12 Apr

How China Helped Make iPhones More Affordable

WRITTEN BY Ruchi Gupta

Apple’s iPhone revenue declined 15%

This month China started rolling out its tax cuts, which are aimed at stimulating growth in an economy that has been slowing down recently amid trade tensions with the United States. As a result of China lowering sales tax for businesses, Apple (AAPL) has cut prices on several of its products in the country, including the iPhone, Xinhua reported.

The economic slowdown in China was blamed for Apple’s disappointing results in the 2018 December quarter. That quarter was the first holiday quarter that Apple reported declines in both revenues and profits. Revenue from the iPhone, Apple’s main source of revenue, fell 15% YoY to $52 billion in the December quarter amid weak sales in China.

How China Helped Make iPhones More Affordable

Ready to put your morning scrolling to use? Sign up for Bagels & Stox, our witty take on the top market and investment news straight to your inbox! Whether you’re a serious investor or just want to be informed, Bagels & Stox will be your favorite email.

Besides a slowing economy, a weaker Chinese currency also makes iPhones, which are priced in dollars, more expensive for buyers in the country, which contributed to the soft demand for the iPhone in the December quarter. Apple said it would start pricing the iPhone in local currencies outside the United States to cushion its customers from price swings caused by changes in forex rates.

iPhone becomes more affordable in China

The iPhone price has dropped by more than 3.0% in China thanks to the tax cut, thereby making the product more affordable for Chinese consumers.
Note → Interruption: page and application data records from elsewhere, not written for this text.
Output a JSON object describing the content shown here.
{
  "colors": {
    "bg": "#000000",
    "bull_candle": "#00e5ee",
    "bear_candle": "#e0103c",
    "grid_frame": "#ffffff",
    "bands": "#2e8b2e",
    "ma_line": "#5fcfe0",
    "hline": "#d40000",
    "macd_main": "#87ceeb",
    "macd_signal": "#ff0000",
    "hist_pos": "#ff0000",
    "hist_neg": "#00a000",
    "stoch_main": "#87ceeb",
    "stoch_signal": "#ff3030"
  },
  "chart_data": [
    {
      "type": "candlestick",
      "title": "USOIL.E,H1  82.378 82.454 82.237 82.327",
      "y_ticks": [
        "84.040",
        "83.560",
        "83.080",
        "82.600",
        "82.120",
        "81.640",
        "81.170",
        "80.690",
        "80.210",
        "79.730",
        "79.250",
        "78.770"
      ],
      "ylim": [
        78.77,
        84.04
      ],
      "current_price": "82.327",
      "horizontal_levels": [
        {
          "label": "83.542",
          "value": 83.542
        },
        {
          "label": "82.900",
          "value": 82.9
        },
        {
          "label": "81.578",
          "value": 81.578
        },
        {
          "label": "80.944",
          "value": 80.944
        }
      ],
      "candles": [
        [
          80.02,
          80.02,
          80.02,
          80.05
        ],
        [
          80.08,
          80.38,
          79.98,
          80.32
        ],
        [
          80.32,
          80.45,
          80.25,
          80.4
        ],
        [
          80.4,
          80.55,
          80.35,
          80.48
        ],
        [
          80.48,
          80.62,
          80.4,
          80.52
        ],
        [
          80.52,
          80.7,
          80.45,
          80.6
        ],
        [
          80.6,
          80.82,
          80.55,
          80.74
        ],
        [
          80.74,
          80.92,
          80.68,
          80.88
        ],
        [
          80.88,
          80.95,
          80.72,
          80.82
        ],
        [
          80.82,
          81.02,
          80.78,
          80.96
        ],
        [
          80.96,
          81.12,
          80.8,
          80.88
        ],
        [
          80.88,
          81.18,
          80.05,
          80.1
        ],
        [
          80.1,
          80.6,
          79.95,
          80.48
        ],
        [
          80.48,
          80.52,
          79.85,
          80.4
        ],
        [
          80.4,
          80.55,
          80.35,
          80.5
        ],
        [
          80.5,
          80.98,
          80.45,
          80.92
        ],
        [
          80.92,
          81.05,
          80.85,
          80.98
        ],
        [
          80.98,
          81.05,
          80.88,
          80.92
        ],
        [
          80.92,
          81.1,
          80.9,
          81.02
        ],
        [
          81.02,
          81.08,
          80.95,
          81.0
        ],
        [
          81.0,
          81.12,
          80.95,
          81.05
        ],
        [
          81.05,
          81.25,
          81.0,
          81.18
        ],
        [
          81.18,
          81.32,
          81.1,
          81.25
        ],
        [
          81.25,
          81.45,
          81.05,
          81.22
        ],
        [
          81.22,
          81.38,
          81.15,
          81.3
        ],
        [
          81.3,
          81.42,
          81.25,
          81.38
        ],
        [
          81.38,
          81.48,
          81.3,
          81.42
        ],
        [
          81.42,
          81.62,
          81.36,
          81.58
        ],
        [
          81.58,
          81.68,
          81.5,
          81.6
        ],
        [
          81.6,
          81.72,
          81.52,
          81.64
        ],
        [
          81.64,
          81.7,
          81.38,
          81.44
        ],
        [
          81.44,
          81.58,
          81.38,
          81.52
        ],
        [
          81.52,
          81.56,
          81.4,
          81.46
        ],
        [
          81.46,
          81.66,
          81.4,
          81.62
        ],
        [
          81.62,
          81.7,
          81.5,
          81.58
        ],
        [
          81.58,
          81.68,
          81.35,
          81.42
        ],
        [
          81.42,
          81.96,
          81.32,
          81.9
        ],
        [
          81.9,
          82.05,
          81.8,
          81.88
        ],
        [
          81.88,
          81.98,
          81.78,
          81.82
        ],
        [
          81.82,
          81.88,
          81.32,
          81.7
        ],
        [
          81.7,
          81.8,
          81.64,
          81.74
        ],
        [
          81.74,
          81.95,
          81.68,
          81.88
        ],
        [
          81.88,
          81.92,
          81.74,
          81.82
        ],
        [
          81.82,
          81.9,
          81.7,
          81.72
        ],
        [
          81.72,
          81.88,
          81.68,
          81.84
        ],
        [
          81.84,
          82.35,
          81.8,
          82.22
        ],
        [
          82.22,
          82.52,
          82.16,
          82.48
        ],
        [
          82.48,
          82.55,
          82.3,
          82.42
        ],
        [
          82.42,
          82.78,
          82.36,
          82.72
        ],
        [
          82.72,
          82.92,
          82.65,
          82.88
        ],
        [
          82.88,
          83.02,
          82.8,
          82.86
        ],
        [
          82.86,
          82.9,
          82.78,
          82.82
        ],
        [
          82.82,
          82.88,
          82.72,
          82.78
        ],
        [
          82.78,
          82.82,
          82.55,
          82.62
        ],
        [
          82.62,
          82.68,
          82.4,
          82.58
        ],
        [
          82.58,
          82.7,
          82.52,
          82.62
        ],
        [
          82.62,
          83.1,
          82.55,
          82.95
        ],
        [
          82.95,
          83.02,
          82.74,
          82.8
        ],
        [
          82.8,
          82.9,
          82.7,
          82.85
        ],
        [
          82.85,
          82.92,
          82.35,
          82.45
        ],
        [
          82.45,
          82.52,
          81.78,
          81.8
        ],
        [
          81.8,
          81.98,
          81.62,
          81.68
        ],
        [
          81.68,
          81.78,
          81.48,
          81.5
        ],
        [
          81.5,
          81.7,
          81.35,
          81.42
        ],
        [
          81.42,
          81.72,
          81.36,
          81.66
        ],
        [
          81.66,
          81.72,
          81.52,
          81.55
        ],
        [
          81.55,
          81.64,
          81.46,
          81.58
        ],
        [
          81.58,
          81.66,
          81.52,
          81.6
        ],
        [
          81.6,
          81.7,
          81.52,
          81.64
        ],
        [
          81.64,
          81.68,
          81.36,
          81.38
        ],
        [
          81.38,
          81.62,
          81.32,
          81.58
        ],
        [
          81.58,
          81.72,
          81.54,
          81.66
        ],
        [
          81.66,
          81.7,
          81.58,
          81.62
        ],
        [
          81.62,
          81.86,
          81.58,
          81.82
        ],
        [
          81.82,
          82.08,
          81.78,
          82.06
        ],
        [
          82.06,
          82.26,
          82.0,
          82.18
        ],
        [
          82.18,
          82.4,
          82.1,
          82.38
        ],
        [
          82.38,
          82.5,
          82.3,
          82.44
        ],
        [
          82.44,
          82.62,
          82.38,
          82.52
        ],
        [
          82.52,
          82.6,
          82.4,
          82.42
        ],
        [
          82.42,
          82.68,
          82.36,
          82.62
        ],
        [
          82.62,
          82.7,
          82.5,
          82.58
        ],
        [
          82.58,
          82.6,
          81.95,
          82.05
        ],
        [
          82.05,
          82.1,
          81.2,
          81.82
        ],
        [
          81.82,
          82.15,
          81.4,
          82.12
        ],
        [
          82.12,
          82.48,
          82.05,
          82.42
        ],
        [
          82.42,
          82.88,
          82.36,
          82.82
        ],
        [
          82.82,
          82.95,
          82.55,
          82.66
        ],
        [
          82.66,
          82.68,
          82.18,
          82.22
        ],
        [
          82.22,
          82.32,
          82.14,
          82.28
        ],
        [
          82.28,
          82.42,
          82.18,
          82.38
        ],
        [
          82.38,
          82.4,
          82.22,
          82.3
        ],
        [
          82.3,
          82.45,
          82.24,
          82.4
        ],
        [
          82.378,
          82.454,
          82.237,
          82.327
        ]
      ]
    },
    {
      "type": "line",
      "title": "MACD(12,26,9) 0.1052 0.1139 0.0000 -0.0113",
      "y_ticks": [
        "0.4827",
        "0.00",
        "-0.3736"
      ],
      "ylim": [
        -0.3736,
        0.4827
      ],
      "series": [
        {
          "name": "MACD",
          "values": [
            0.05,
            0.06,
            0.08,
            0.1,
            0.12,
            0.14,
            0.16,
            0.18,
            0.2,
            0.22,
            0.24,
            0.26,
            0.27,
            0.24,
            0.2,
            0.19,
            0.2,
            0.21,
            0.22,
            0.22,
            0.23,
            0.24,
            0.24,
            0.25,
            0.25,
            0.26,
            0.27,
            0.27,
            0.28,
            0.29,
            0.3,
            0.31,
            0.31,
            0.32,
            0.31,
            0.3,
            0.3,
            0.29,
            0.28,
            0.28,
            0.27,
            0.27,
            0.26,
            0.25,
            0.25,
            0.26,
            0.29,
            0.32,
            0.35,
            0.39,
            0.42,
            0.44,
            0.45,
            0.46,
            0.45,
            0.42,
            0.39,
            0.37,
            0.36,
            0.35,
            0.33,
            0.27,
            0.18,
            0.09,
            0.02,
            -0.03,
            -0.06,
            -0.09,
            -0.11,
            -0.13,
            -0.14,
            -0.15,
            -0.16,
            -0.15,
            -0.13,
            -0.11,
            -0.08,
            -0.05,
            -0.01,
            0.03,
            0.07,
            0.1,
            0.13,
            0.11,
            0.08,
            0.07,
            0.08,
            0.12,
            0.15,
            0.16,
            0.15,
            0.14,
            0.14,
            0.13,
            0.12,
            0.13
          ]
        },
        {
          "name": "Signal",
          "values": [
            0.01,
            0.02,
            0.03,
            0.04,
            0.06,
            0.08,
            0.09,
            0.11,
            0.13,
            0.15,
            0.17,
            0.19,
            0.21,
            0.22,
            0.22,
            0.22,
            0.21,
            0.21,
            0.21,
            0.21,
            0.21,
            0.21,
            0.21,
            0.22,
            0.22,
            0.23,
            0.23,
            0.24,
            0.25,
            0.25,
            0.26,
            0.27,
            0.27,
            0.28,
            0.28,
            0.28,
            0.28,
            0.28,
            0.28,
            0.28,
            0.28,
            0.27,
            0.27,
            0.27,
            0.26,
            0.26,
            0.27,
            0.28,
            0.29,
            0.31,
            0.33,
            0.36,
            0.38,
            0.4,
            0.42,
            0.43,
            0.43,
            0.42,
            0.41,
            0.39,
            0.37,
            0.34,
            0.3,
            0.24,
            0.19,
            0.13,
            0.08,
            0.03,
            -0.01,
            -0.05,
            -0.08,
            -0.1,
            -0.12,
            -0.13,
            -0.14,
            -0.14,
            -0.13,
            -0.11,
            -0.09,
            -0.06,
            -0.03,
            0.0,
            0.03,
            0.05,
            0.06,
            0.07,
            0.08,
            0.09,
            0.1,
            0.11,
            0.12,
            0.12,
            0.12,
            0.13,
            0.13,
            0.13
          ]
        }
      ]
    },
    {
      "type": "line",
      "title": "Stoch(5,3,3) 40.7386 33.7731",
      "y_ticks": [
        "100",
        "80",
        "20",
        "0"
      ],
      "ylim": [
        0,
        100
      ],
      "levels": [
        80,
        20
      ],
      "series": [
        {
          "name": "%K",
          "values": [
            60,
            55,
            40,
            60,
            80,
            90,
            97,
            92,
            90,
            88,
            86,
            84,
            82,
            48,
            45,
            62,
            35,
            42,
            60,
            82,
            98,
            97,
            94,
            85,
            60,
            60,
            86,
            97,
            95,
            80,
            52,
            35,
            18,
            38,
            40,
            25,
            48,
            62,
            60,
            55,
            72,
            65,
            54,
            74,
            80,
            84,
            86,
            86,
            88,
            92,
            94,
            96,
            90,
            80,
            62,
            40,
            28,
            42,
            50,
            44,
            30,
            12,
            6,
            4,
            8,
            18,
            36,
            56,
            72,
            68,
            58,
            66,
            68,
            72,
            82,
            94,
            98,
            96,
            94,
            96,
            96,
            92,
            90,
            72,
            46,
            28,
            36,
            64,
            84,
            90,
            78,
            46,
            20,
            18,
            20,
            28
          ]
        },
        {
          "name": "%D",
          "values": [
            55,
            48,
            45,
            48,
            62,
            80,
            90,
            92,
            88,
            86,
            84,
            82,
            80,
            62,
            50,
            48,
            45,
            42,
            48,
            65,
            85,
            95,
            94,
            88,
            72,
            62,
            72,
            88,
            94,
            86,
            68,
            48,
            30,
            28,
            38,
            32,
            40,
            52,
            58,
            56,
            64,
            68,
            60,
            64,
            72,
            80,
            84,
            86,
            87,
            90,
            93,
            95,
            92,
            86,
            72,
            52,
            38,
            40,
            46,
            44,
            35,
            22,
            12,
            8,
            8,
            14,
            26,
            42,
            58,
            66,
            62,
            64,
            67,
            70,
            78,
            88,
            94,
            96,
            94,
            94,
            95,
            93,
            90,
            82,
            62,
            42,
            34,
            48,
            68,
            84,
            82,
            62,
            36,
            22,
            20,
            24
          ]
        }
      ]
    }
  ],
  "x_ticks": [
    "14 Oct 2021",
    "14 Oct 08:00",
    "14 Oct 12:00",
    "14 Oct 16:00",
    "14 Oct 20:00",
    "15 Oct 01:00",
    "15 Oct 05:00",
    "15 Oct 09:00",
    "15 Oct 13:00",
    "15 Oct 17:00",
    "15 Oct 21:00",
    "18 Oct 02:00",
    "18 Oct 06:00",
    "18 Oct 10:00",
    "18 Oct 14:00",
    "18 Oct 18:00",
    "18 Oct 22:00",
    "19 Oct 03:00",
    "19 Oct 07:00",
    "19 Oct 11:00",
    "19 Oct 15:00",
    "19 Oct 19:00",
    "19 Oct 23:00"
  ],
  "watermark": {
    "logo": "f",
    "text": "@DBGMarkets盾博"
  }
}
The iPhone business is to Apple what advertising is to the likes of Google, Baidu (BIDU), and Facebook (FB). The iPhone business contributed about 62% of Apple’s total revenue in the December quarter. The advertising business contributed 98% of revenue for Facebook, 83% of revenue for Google parent Alphabet (GOOGL), and 78% of revenue for Baidu in the December quarter. Twitter (TWTR) and Yelp (YELP) derived 87% and 96%, respectively, of their revenue from advertising in the December quarter.

Latest articles

Broadcom (AVGO) stock fell ~8.5% after markets closed yesterday following the semiconductor giant's fiscal 2019 second-quarter earnings release. It missed analysts' revenue estimate and cut its fiscal 2019 revenue guidance by $2 billion to $22.5 billion due to sluggishness in its semiconductor solutions business.

The SPDR Gold Shares ETF (GLD), which tracks physical gold prices, has underperformed the broader markets year-to-date, rising just 4.4% compared to the S&P 500’s (SPY) gain of 15.9% as of June 14. The sentiment for gold, however, has been turning around.

Safe havens such as Treasuries and gold were back in favor on June 14 as stocks fell due to rising tensions in the Middle East, concerns over growth, and the looming threat of the US-China trade war. The tech-heavy Nasdaq Composite Index fell 0.67% in the first hour of trading.

Lululemon (LULU) stock rose 2.1% on June 13 in reaction to better-than-expected first-quarter results and an upgraded outlook for fiscal 2019 overall. The company's first-quarter adjusted EPS grew 34.5% to $0.74 on revenue growth of 20.4% to $782.32 million. Analysts had expected EPS of $0.70 and revenue of $755.31 million. Here's why the outlook got an upgrade.

14 Jun

IEA Again Slashes Its Oil Demand Growth Estimate

WRITTEN BY Rabindra Samanta

As of 4:40 AM Eastern Time today, US crude oil active futures were at $51.83, ~4% below their closing level in the previous week. If US crude oil prices stay at those levels today, they'll mark their third week of decline in five weeks.

Amazon is discontinuing its Amazon Restaurants service, which has been delivering food for restaurants in parts of the United States. Amazon Restaurants launched in the United States in 2015 and entered the British market the following year. However, it met strong opposition in the British market.

172.31.71.127